*** Information given ***

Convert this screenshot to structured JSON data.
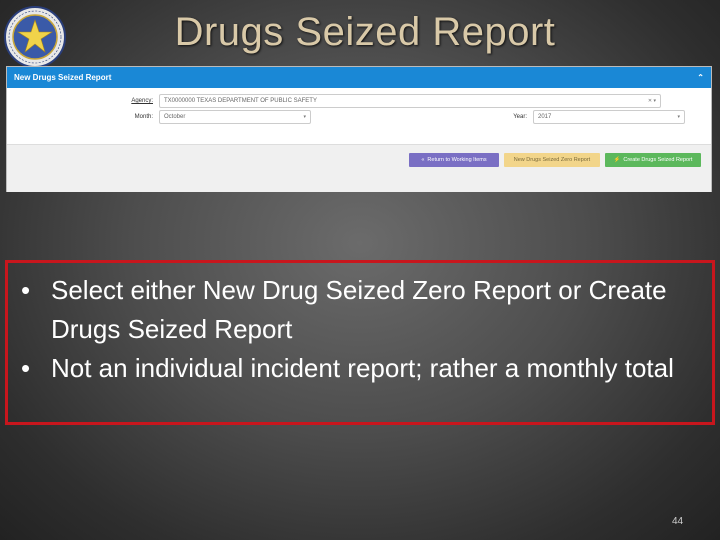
{
  "slide": {
    "title": "Drugs Seized Report",
    "page_number": "44"
  },
  "panel": {
    "title": "New Drugs Seized Report",
    "collapse_icon": "chevron-up-icon",
    "agency_label": "Agency:",
    "agency_value": "TX0000000 TEXAS DEPARTMENT OF PUBLIC SAFETY",
    "month_label": "Month:",
    "month_value": "October",
    "year_label": "Year:",
    "year_value": "2017",
    "buttons": {
      "return": "Return to Working Items",
      "zero": "New Drugs Seized Zero Report",
      "create": "Create Drugs Seized Report"
    },
    "colors": {
      "header": "#1a88d6",
      "return_btn": "#7a6fc4",
      "zero_btn": "#f2d58a",
      "create_btn": "#5cb85c"
    }
  },
  "bullets": [
    "Select either New Drug Seized Zero Report or Create Drugs Seized Report",
    "Not an individual incident report; rather a monthly total"
  ]
}
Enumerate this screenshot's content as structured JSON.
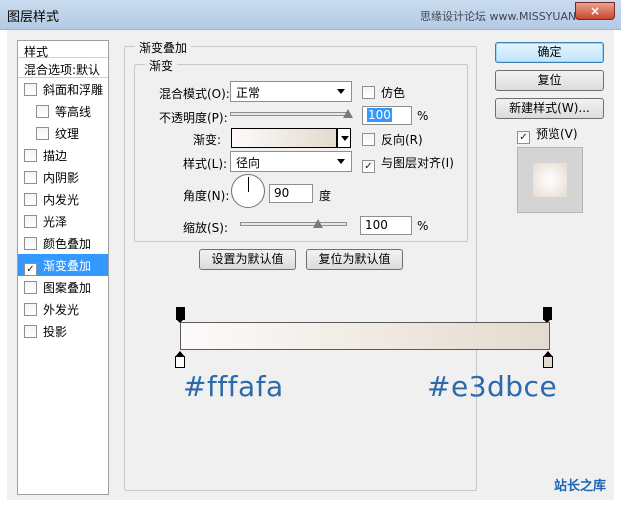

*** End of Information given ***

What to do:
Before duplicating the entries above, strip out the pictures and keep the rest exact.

Response to this task:
Convert this screenshot to structured JSON data.
{
  "slide": {
    "title": "Drugs Seized Report",
    "page_number": "44"
  },
  "panel": {
    "title": "New Drugs Seized Report",
    "collapse_icon": "chevron-up-icon",
    "agency_label": "Agency:",
    "agency_value": "TX0000000 TEXAS DEPARTMENT OF PUBLIC SAFETY",
    "month_label": "Month:",
    "month_value": "October",
    "year_label": "Year:",
    "year_value": "2017",
    "buttons": {
      "return": "Return to Working Items",
      "zero": "New Drugs Seized Zero Report",
      "create": "Create Drugs Seized Report"
    },
    "colors": {
      "header": "#1a88d6",
      "return_btn": "#7a6fc4",
      "zero_btn": "#f2d58a",
      "create_btn": "#5cb85c"
    }
  },
  "bullets": [
    "Select either New Drug Seized Zero Report or Create Drugs Seized Report",
    "Not an individual incident report; rather a monthly total"
  ]
}
Enumerate this screenshot's content as structured JSON.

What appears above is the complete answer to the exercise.